Reproduce the data shown below exactly.

Content starts

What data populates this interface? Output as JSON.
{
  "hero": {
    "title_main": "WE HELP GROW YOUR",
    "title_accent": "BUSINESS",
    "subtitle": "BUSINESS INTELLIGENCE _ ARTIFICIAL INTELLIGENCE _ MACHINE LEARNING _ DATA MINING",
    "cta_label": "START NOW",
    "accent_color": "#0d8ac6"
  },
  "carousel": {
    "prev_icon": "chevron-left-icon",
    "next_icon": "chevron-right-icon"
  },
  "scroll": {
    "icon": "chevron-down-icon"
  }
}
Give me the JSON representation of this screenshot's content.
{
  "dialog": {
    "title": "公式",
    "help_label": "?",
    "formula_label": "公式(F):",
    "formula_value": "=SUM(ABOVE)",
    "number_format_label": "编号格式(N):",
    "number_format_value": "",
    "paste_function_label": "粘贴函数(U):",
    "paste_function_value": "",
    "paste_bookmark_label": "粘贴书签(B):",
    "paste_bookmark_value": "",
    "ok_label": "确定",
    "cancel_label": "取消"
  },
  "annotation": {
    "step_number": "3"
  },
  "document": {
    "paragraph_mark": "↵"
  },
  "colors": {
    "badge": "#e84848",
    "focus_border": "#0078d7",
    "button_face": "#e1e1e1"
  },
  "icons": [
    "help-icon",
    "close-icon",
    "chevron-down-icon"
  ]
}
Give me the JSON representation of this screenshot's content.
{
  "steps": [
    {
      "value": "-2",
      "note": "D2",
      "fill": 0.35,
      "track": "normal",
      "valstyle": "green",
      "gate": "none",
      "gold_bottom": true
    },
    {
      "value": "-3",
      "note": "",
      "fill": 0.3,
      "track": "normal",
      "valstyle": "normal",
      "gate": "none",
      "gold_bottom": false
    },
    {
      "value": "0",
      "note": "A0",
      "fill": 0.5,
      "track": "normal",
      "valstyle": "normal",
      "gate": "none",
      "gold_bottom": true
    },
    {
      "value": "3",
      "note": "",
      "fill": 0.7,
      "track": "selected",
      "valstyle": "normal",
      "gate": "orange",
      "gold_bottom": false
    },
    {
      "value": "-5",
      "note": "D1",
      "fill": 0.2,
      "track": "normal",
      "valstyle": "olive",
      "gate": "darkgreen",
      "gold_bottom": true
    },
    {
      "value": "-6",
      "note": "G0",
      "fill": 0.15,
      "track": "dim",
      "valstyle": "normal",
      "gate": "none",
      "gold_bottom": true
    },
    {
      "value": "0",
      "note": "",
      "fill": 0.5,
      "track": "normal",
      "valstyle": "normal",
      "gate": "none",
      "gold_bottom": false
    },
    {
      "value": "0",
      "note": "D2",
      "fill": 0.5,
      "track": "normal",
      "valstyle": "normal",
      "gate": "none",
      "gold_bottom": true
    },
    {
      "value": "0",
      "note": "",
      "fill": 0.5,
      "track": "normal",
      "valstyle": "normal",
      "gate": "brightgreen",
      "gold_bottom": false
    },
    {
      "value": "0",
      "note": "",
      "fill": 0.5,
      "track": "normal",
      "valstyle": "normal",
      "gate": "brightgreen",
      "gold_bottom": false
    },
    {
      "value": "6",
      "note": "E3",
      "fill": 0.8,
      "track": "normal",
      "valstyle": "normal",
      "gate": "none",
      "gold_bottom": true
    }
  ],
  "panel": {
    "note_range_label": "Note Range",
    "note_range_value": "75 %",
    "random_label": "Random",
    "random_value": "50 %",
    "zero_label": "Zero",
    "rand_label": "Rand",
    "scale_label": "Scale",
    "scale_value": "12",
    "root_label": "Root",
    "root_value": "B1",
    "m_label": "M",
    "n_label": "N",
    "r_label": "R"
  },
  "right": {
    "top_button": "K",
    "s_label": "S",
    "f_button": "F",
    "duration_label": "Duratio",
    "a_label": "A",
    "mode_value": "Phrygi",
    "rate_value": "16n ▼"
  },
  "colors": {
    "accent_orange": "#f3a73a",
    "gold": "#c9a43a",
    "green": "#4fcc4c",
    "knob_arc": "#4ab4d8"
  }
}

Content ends

§ EXPECTED OUTPUT:
What data populates this interface? Output as JSON.
{
  "hero": {
    "title_main": "WE HELP GROW YOUR",
    "title_accent": "BUSINESS",
    "subtitle": "BUSINESS INTELLIGENCE _ ARTIFICIAL INTELLIGENCE _ MACHINE LEARNING _ DATA MINING",
    "cta_label": "START NOW",
    "accent_color": "#0d8ac6"
  },
  "carousel": {
    "prev_icon": "chevron-left-icon",
    "next_icon": "chevron-right-icon"
  },
  "scroll": {
    "icon": "chevron-down-icon"
  }
}
Give me the JSON representation of this screenshot's content.
{
  "dialog": {
    "title": "公式",
    "help_label": "?",
    "formula_label": "公式(F):",
    "formula_value": "=SUM(ABOVE)",
    "number_format_label": "编号格式(N):",
    "number_format_value": "",
    "paste_function_label": "粘贴函数(U):",
    "paste_function_value": "",
    "paste_bookmark_label": "粘贴书签(B):",
    "paste_bookmark_value": "",
    "ok_label": "确定",
    "cancel_label": "取消"
  },
  "annotation": {
    "step_number": "3"
  },
  "document": {
    "paragraph_mark": "↵"
  },
  "colors": {
    "badge": "#e84848",
    "focus_border": "#0078d7",
    "button_face": "#e1e1e1"
  },
  "icons": [
    "help-icon",
    "close-icon",
    "chevron-down-icon"
  ]
}
Give me the JSON representation of this screenshot's content.
{
  "steps": [
    {
      "value": "-2",
      "note": "D2",
      "fill": 0.35,
      "track": "normal",
      "valstyle": "green",
      "gate": "none",
      "gold_bottom": true
    },
    {
      "value": "-3",
      "note": "",
      "fill": 0.3,
      "track": "normal",
      "valstyle": "normal",
      "gate": "none",
      "gold_bottom": false
    },
    {
      "value": "0",
      "note": "A0",
      "fill": 0.5,
      "track": "normal",
      "valstyle": "normal",
      "gate": "none",
      "gold_bottom": true
    },
    {
      "value": "3",
      "note": "",
      "fill": 0.7,
      "track": "selected",
      "valstyle": "normal",
      "gate": "orange",
      "gold_bottom": false
    },
    {
      "value": "-5",
      "note": "D1",
      "fill": 0.2,
      "track": "normal",
      "valstyle": "olive",
      "gate": "darkgreen",
      "gold_bottom": true
    },
    {
      "value": "-6",
      "note": "G0",
      "fill": 0.15,
      "track": "dim",
      "valstyle": "normal",
      "gate": "none",
      "gold_bottom": true
    },
    {
      "value": "0",
      "note": "",
      "fill": 0.5,
      "track": "normal",
      "valstyle": "normal",
      "gate": "none",
      "gold_bottom": false
    },
    {
      "value": "0",
      "note": "D2",
      "fill": 0.5,
      "track": "normal",
      "valstyle": "normal",
      "gate": "none",
      "gold_bottom": true
    },
    {
      "value": "0",
      "note": "",
      "fill": 0.5,
      "track": "normal",
      "valstyle": "normal",
      "gate": "brightgreen",
      "gold_bottom": false
    },
    {
      "value": "0",
      "note": "",
      "fill": 0.5,
      "track": "normal",
      "valstyle": "normal",
      "gate": "brightgreen",
      "gold_bottom": false
    },
    {
      "value": "6",
      "note": "E3",
      "fill": 0.8,
      "track": "normal",
      "valstyle": "normal",
      "gate": "none",
      "gold_bottom": true
    }
  ],
  "panel": {
    "note_range_label": "Note Range",
    "note_range_value": "75 %",
    "random_label": "Random",
    "random_value": "50 %",
    "zero_label": "Zero",
    "rand_label": "Rand",
    "scale_label": "Scale",
    "scale_value": "12",
    "root_label": "Root",
    "root_value": "B1",
    "m_label": "M",
    "n_label": "N",
    "r_label": "R"
  },
  "right": {
    "top_button": "K",
    "s_label": "S",
    "f_button": "F",
    "duration_label": "Duratio",
    "a_label": "A",
    "mode_value": "Phrygi",
    "rate_value": "16n ▼"
  },
  "colors": {
    "accent_orange": "#f3a73a",
    "gold": "#c9a43a",
    "green": "#4fcc4c",
    "knob_arc": "#4ab4d8"
  }
}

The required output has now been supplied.